According to the archaeologist, OSHA has issued a test order to demand more testing on the chemical area. But at the meeting on April 4, a group of preservationists called for a freeze on permitting and construction on the remainder of the property until they can decide whether or not to grant historic designation. This process could take months. Developers at Related Group called for a delay in the vote, citing a lack of historical significance. In an op-ed in The Miami Herald, developers called into question the sanctity of the space and said it was not as historically significant as the Miami Circle. Indigenous advocates and community members say that couldn’t be further from the truth.

“These [developers] have these experts and feel that these artifacts need to be removed and put into universities or museums of higher learning. Why do people think that?” Osceola said. “I’m an Indigenous person, yet somebody that’s educated has the right to make decisions about my ancestors. The experts in this situation are the Indigenous people themselves, not the archaeologists studying. I always say I’m a living fossil and there are other living fossils of other tribes.
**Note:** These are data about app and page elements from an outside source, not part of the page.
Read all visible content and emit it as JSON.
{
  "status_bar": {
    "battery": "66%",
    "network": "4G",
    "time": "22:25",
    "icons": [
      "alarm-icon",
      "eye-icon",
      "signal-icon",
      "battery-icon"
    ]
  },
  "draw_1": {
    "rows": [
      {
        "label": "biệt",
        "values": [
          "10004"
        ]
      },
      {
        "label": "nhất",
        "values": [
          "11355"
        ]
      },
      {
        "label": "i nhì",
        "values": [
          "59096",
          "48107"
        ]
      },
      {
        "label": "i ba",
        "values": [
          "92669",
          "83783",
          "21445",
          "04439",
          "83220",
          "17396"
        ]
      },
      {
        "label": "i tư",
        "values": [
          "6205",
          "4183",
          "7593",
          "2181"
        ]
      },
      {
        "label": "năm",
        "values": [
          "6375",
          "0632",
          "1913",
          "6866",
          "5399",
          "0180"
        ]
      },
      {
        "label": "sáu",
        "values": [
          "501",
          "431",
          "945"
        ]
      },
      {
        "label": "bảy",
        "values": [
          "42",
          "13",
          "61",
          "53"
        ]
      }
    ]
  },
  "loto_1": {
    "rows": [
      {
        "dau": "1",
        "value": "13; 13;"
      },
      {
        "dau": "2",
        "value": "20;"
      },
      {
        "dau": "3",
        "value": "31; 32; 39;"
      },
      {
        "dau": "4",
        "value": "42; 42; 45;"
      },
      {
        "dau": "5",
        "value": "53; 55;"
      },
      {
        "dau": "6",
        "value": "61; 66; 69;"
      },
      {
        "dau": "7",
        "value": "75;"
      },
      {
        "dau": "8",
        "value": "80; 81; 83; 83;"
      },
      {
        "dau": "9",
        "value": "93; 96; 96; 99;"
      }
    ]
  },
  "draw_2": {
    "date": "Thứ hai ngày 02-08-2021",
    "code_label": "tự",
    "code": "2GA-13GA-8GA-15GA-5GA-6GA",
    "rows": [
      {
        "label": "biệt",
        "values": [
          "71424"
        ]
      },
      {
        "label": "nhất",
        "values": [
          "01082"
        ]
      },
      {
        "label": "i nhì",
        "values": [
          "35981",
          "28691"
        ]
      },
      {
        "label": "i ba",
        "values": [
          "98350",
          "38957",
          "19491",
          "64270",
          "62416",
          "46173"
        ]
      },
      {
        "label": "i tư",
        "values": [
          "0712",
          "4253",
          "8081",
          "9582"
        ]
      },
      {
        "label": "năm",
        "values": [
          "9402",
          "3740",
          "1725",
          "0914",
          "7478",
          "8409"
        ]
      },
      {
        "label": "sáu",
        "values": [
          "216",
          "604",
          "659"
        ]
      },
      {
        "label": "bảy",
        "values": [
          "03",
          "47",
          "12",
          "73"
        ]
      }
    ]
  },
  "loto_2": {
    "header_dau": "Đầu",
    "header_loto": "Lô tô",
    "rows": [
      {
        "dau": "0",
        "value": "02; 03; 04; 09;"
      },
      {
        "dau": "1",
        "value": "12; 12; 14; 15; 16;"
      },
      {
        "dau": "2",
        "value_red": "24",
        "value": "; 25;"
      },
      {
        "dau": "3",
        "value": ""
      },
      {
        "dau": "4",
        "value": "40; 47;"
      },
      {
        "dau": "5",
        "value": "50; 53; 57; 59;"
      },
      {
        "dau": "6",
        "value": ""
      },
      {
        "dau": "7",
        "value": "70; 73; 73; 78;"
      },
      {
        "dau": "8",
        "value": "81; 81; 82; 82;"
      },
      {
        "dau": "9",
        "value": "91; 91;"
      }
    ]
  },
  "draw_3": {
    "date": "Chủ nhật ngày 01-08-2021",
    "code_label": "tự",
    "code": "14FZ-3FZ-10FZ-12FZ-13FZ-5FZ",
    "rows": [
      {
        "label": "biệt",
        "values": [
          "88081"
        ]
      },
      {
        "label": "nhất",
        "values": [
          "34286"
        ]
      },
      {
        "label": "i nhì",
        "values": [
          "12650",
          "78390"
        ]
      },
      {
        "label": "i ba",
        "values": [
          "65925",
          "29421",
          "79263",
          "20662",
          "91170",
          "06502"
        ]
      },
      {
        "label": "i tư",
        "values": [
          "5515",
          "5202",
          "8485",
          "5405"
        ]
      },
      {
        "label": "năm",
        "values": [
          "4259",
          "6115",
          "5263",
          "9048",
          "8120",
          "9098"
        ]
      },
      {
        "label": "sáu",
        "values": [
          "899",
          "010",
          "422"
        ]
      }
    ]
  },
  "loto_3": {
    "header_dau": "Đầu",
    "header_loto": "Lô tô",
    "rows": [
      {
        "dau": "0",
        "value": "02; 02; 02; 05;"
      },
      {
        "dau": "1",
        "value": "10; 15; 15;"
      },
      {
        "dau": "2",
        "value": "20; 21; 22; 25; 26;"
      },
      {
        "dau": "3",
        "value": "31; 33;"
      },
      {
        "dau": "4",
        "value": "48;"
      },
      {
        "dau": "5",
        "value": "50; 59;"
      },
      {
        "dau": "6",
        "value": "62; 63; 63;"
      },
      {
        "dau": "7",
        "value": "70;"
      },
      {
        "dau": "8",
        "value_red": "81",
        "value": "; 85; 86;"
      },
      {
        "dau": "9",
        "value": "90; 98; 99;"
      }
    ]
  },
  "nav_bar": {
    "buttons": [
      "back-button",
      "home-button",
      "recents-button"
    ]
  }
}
If you want to learn about the tribes, ask the people who are alive today, don’t dig up their ancestors to study them.”

Development in Miami’s burgeoning downtown neighborhood has not always successfully preserved Tequesta remains. There was a similar archaeological development site along the river that Pestle tried to fight against in 2014, but met with resistance from the city. Pestle sued the city and tried to stop the site from being destroyed, but they lost the lawsuit and the appeal. Other historic Tequesta sites in Brickell have met similar fates, including one in 2007 where human remains were found. The site is believed to have been a Tequesta burial mound. The archaeologists consulted with the Seminole Tribe of Florida and removed the bodies. 

“It happens, unfortunately, here in Florida, and probably elsewhere, that Indigenous people, other people, marginalized people, their ancestors get buried, and either buildings are put over them, or they’re dug up and removed,” Osceola said. “ If you can’t respect the dead, how can you respect the earth? No wonder that the water is so polluted, the environment is so polluted … people don’t know how to respect each other and the earth.”

The historical preservation board is expected to make a decision on the historical designation in July. If the designation is approved, Related Group would be required to preserve all or a portion of the site, and exhibit the artifacts in a public space while highlighting the archaeological and historical significance. 

Alexandra Martinez is the Senior News Reporter at Prism. She is a Cuban-American writer based in Miami, Florida, with an interest in immigration, the economy, gender justice, and the environment. Her work...